How to freeze alcohol
For alcohols that have a freezing point warmer than your home freezer, like wine, a few hours in there will do the trick. For spirits that freeze at colder temperatures, though, you’ll have to get creative. Those of us in Manitoba just have to put the bottle outside during the next brutal cold snap but for everyone else in the world here’s some solutions. You’ll want to keep these tips in mind when you’re making things like Malibu Ice Pops, otherwise you’ll have accidental slushies instead of ice pops.
To freeze alcohol:
- Place alcohol in a bucket of salt and ice. For some alcohols, this will freeze it, but others will just become ice cold. It’s still better than warm booze!
- Dry ice can be purchased from a variety of suppliers and will definitely freeze your booze if done right.
- Liquid nitrogen is -196°C so adding it to anything is going to make it very cold, very fast. You can actually place a few drops of liquid nitrogen inside certain alcoholic drinks, like vodka, for a cool ice crystal effect.
Should I keep alcohol in the freezer?
Vodka is commonly stored in the freezer, but most of us aren’t keeping our rum or whiskey in there even if they won’t freeze. Why? Well the reason actually has to do with flavour, smell, and texture. Vodka is less complex than other spirits and holds up well to chilling and warming. Typically you don’t drink it to enjoy the flavour the same was as, say, scotch.
As other, more complex spirits warm they release volatiles, which make it smell. Chilled too much and you won’t smell them at all. You’ll also notice less strong flavours from the alcohol. Finally, other spirits end up more viscous than vodka at low temperatures, which isn’t so nice when you pour yourself a drink.

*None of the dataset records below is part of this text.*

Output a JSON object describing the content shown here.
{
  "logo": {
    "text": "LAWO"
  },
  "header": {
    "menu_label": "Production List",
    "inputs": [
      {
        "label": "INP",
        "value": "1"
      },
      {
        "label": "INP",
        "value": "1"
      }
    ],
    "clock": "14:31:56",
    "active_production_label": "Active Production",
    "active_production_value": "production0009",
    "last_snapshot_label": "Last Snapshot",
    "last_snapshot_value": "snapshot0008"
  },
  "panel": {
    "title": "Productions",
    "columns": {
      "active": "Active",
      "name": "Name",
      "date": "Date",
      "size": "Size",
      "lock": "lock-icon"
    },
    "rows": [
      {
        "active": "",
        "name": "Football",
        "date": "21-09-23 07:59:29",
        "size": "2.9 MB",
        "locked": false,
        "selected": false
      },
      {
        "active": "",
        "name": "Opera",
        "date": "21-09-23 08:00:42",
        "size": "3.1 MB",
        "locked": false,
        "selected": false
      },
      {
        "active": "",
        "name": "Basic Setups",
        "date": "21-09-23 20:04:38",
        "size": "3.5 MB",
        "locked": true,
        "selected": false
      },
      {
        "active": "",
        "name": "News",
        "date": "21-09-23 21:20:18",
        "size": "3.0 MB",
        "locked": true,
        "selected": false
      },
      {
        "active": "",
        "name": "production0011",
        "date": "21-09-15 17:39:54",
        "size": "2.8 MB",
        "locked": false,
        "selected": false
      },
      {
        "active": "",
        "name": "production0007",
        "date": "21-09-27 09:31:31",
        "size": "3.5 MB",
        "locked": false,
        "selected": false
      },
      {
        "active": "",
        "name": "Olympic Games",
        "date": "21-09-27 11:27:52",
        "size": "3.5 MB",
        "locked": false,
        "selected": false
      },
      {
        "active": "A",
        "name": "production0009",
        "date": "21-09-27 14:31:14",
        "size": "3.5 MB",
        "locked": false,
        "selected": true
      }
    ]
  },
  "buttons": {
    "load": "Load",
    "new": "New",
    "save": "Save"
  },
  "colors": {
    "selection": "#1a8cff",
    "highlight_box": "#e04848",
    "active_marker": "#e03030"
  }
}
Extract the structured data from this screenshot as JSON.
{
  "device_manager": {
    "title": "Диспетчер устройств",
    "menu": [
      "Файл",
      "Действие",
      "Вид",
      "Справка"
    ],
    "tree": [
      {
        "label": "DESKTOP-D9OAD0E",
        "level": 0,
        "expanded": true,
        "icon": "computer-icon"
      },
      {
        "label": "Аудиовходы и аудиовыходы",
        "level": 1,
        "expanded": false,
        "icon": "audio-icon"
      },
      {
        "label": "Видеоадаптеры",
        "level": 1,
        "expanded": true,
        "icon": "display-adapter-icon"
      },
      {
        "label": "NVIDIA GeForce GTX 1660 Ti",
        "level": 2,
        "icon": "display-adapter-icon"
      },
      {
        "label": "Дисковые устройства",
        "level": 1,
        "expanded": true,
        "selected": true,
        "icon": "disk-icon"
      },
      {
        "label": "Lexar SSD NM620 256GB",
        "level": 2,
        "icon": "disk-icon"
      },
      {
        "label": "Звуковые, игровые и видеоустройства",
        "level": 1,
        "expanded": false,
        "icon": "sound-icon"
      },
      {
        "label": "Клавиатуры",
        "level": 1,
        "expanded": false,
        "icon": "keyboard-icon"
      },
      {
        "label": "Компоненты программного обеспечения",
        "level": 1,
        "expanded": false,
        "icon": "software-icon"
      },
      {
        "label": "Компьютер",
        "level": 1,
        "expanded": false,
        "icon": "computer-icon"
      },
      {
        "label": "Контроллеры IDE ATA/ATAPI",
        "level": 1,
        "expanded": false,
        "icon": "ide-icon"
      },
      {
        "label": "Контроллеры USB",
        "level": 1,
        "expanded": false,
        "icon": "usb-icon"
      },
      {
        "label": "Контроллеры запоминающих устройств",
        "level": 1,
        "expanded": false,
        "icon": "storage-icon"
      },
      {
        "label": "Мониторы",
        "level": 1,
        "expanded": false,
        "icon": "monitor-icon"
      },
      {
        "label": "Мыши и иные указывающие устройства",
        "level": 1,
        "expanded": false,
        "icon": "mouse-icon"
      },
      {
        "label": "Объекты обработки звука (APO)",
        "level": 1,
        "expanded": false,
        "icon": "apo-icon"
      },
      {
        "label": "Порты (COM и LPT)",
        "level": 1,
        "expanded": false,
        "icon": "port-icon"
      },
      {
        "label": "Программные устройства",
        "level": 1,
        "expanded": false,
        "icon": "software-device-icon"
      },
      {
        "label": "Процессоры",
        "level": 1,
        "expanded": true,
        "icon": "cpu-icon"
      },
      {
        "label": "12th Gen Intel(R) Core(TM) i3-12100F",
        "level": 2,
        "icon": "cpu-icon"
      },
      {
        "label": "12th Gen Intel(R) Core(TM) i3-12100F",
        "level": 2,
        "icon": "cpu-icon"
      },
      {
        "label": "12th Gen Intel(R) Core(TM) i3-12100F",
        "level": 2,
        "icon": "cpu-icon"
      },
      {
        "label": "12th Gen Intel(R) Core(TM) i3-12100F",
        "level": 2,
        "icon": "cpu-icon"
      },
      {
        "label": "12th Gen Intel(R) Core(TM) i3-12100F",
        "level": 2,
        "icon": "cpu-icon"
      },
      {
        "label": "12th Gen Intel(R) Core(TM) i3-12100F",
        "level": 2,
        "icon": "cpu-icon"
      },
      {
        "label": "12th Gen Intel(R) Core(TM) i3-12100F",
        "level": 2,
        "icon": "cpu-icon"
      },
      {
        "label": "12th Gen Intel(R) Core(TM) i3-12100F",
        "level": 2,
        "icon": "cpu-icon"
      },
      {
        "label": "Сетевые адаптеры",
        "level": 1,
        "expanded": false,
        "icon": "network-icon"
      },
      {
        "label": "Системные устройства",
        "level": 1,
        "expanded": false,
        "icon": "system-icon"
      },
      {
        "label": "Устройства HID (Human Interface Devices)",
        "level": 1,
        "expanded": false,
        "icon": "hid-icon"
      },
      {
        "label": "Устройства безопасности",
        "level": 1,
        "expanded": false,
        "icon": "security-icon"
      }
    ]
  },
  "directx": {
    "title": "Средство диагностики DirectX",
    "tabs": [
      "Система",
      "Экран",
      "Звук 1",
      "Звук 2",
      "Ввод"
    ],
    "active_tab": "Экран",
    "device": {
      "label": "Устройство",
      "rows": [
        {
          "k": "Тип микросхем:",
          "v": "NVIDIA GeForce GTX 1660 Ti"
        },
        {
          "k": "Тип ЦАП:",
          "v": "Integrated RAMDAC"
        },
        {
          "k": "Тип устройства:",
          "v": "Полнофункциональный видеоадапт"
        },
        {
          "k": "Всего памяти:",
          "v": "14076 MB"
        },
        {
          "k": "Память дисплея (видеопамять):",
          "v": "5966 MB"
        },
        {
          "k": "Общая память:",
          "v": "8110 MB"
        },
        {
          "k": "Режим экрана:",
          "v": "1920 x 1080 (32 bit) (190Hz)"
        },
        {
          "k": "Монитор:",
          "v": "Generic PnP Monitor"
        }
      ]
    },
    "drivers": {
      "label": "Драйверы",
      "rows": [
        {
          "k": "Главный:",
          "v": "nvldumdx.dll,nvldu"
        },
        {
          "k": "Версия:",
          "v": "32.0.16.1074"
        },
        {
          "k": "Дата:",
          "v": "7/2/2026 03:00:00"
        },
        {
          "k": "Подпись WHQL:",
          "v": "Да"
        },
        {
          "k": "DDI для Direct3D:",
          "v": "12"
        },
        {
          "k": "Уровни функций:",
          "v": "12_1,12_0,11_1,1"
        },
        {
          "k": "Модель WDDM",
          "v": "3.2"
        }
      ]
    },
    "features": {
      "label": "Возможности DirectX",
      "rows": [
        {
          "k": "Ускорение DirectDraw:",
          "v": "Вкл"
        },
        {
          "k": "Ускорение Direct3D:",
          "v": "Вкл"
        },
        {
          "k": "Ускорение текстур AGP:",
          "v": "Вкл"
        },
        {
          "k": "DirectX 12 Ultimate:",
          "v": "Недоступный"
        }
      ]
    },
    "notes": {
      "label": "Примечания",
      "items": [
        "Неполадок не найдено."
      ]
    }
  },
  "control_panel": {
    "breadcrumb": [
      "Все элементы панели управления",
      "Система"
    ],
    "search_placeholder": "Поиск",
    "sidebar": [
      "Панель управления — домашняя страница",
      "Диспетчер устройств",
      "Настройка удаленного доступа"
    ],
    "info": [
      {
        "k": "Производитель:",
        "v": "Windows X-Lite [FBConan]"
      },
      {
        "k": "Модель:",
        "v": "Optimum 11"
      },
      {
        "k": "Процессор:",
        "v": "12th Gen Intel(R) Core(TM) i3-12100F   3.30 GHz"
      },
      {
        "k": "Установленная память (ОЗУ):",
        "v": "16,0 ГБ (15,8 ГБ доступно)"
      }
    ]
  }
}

So, in summary – yes alcohol will freeze. You can keep your vodka in the freezer but other strong spirits don’t hold their flavor as well, although forgetting these likely won’t turn them into ice blocks. Your wine and beer are better suited to stay in the fridge and you need to be careful not to freeze them solid.